If it does, then so be it. I am weird. And I am a fan. And Spring Training is here. And all is right with the world.
Anyone who has listened to the radio, watched television or read a newspaper during an election year knows they’ll see or hear it at least once: the political ad that shows what an uncaring, mean so and so my opponent is because he or she supported or didn’t support this cause during this vote. Needless to say, if one takes some time to take a look at things more in context, they’ll find that maybe that mean uncaring so and so supported or didn’t support that cause because in doing so, they could also be voting for raising the debt ceiling by $5 trillion dollars or voting to downsize the military by three million soldiers.
Sometimes you have to train yourself to look at things in context. It’s easy to take things at face value but sometimes you have to dig a little deeper to find what the story is.
This happens in baseball all the time. For players and management it happens when a contract goes to arbitration. Management says, “Yeah, he hit.320 for the year, but he only hit a buck-50 with runners on third and less than two outs. He’s a bum I tell ya!” Player’s agent counters with, “That buck-50 doesn’t count as much as the .400 OBP he had in the same situation because of all the intentional walks they gave him!” And on and on it goes.
Here’s a particular load of goods we baseball fans have been subjected to for years: Major League baseball is in decline. It’s only the third most popular professional sport. We buy into it completely, having discussions on sports talk radio about how to save baseball, how to get our kids playing baseball again, etc.
Today I read the headline I was expecting to read sooner or later. It called this year’s World Series between the Tigers and Giants the least-watched World Series and later referred to its “record-low rating.” These headlines have pervaded the conversation for years now.
Yes, the headline is accurate. This year’s World Series averaged a little under 13 million viewers per night. That’s the smallest audience since the folks at Nielsen started their People Meter service in 1987.
Let’s take this in context, though. Even with a record low rating, it turns out that four of the nation’s top twenty shows for the past week were either World Series games or the World Series pre-game show. Four of the top twenty shows. That’s pretty good.
What many in the media assume is because the ratings have sunk, the interest in baseball is down as well. Again this is not true.
If interest in baseball was so bad, why are record moneys being paid for the local rights to games? The Rangers start on a new $1 billion contract with Fox Sports Southwest in 2014. The Angels recently signed a huge extension with Fox Sports West.
Look at the stadiums. The year I graduated from college, 1978, a team that drew over 2 million fans was a big deal. Of the 26 teams in MLB that year, the LA Dodgers drew over 3 million fans. Another 5 teams drew over 2 million. Six teams didn’t even manage to get a million fans through the turnstiles on the season.
In 2012, every team in baseball drew at least 1.5 million fans. 23 out of 30 teams drew over 2 million fans. Nine teams drew over 3 million. Does that sound like diminishing interest to you?
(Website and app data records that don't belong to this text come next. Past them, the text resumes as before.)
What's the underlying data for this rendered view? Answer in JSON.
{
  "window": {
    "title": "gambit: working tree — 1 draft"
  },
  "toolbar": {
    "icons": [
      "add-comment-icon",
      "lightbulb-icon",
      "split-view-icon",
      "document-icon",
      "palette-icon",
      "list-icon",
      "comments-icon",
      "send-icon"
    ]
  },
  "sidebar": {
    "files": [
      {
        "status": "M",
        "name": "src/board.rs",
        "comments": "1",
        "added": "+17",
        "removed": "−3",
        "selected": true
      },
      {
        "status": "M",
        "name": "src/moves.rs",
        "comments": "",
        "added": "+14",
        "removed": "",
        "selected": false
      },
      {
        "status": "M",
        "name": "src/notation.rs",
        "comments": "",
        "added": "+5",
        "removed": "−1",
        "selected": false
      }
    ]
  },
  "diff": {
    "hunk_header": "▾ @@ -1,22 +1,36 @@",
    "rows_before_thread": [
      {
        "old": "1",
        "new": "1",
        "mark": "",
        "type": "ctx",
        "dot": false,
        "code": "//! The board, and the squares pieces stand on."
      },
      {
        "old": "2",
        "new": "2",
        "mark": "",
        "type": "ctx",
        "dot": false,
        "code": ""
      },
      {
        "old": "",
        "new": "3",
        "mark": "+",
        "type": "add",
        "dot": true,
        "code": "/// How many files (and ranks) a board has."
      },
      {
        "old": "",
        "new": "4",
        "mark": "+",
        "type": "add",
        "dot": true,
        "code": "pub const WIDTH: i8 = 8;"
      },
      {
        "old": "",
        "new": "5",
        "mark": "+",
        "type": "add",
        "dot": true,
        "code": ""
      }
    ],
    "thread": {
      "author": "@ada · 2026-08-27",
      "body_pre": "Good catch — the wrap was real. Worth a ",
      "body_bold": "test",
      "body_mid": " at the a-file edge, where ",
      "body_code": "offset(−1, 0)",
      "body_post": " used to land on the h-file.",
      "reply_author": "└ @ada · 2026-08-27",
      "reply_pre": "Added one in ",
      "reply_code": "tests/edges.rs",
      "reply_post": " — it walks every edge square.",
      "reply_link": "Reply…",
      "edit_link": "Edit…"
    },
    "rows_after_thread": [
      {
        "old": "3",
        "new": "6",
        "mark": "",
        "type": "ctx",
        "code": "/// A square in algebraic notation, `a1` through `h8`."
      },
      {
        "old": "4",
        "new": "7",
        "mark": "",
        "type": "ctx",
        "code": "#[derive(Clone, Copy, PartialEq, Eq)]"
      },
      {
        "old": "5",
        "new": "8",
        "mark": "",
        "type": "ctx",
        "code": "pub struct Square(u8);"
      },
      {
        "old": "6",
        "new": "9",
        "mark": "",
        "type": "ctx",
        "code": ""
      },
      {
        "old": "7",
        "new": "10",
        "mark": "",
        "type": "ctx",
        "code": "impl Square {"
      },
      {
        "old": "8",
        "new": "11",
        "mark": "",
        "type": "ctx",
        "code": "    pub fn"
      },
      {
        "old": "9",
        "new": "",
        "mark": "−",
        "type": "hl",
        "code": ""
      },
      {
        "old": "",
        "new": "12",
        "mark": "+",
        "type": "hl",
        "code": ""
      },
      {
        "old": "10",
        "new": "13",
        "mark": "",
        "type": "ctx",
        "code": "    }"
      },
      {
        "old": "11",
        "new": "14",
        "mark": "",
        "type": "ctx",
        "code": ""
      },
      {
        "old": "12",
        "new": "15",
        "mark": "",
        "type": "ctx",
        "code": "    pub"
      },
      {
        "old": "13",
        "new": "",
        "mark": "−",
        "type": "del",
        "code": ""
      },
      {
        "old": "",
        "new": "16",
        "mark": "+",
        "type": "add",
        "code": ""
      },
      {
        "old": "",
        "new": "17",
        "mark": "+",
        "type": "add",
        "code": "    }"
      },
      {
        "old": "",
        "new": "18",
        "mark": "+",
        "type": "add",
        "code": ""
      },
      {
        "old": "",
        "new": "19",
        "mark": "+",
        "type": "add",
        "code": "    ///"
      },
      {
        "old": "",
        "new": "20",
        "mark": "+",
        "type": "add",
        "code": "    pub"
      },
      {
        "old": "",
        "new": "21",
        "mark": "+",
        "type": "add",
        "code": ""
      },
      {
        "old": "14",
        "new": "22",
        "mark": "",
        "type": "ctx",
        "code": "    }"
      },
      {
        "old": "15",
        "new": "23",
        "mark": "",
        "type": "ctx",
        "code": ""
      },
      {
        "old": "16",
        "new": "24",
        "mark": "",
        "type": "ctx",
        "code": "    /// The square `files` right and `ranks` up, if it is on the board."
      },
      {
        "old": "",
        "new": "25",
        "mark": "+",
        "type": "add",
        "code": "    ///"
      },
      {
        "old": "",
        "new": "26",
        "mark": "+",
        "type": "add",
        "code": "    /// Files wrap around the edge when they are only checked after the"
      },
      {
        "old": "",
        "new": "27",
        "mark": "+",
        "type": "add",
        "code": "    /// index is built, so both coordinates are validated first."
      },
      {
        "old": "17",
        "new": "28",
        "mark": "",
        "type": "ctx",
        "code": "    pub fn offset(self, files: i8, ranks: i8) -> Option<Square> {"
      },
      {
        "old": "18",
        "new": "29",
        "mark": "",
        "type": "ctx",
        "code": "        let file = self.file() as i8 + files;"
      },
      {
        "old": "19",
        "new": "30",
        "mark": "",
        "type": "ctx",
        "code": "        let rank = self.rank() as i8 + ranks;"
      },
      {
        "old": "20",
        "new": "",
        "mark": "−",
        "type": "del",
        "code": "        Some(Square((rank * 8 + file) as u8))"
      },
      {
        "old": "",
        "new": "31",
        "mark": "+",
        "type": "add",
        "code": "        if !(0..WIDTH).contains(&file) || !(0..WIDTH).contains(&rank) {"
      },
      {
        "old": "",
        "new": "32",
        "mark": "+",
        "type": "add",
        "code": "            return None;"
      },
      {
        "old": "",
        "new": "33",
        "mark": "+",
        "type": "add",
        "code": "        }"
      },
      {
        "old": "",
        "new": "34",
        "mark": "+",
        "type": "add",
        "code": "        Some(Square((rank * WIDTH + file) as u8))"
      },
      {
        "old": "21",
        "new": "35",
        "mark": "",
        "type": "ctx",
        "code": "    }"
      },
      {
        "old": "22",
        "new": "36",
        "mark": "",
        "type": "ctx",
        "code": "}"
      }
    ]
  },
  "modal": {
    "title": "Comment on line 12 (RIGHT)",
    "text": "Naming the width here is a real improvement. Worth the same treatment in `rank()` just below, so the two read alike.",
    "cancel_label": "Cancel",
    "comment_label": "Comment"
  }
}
The NFL’s Super Bowl gets monster ratings every year because it’s a one game do or die. It will always outrank the World Series, the NBA Finals and the Stanley Cup Finals for this reason alone. A one and done will beat a best of seven every time.
I can think of one other good reason for lower TV ratings for the World Series. Unlike the NFL, which has truly become national in the way every team is presented, baseball is very much a local market sport throughout the regular season. Just about every team has a TV contract that let the home fans view just about every game of the season. The “national” games on Fox aren’t really national. They show different games in different regions of the country. Unlike the NFL, baseball fans want to see “their” team. Once their team is out of contention, they often stop watching. I’ll even admit to not seeing more than three innings total of this year’s World Series myself.
Maybe ratings are in decline. But the Series is still one of television’s most-watched shows every year when it’s on. And the TV ratings do NOT correlate with a diminishing interest in the game. It just ain’t so.